(Beginning of Records for processing)
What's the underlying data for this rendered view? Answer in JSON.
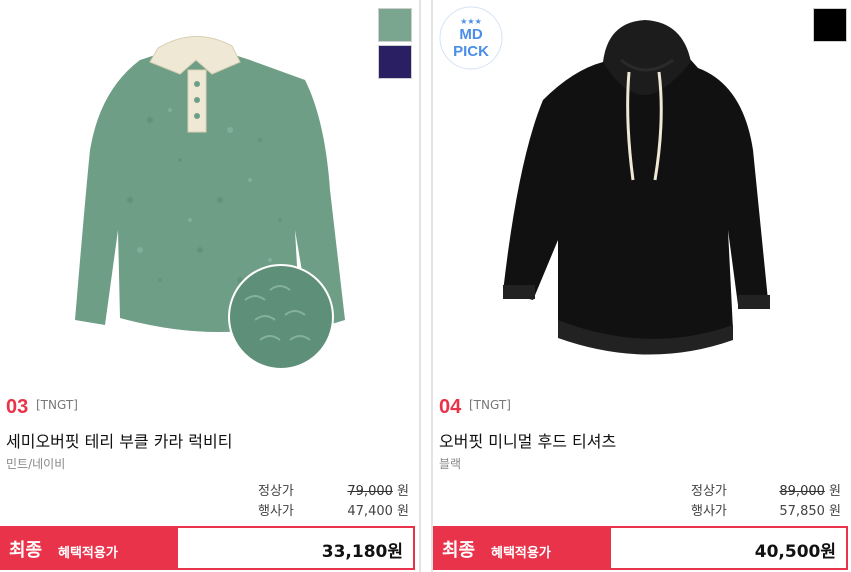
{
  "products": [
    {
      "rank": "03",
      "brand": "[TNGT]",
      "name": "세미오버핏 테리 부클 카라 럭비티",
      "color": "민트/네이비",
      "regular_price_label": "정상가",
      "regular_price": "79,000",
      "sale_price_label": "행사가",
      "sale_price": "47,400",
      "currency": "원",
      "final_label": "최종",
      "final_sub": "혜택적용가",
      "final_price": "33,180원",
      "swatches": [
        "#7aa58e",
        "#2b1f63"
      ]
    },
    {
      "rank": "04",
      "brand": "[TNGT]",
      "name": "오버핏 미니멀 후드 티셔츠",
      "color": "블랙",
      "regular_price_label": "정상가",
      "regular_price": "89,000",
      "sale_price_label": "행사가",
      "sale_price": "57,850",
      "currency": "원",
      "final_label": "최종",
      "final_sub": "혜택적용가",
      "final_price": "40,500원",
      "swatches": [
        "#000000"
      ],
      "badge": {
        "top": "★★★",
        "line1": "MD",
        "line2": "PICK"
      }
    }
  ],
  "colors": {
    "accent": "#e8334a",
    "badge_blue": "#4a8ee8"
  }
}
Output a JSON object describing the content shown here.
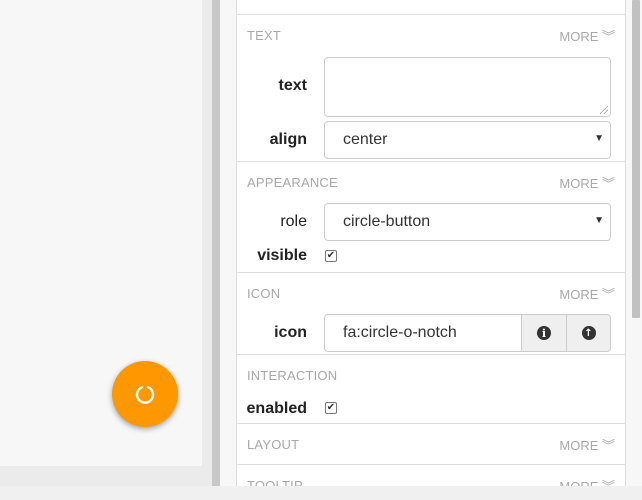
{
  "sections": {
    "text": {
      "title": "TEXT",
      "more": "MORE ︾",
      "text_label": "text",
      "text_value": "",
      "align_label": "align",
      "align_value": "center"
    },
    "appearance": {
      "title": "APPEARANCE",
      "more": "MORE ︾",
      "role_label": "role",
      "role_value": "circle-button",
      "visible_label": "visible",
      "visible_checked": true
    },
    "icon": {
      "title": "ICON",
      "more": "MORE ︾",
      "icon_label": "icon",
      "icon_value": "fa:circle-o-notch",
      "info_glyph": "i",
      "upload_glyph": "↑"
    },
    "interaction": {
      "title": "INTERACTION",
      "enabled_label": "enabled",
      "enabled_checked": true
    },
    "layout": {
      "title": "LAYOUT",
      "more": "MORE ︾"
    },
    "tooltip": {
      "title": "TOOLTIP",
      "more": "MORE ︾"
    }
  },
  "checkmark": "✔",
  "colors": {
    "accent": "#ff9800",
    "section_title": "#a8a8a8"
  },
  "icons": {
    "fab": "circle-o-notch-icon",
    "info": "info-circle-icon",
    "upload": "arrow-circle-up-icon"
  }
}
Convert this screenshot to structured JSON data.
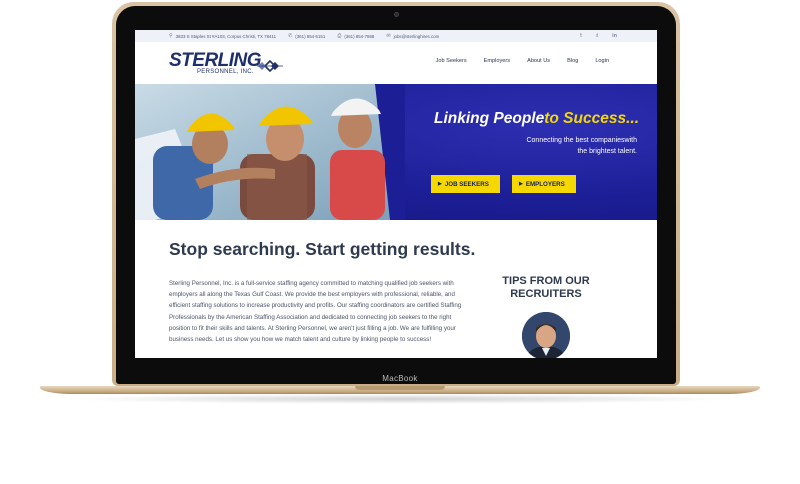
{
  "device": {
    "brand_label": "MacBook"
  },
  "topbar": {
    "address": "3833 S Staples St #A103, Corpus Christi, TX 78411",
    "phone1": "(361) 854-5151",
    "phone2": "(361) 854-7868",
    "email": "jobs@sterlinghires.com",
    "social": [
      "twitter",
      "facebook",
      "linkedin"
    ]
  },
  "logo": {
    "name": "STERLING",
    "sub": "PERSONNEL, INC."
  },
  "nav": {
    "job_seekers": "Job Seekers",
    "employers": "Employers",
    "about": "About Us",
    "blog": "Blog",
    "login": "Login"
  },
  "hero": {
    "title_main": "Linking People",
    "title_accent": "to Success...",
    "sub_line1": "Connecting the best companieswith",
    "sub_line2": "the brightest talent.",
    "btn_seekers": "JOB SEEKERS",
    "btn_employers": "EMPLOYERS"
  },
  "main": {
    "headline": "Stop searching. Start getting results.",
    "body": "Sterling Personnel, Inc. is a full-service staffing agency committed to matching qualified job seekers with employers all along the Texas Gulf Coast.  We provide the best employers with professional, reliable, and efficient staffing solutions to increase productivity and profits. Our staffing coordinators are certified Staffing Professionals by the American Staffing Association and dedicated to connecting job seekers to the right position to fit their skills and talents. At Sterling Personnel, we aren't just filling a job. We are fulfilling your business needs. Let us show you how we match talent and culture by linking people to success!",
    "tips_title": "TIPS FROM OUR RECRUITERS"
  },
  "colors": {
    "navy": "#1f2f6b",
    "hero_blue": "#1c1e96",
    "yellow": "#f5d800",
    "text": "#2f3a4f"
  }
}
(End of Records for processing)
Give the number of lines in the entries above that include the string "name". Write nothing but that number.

3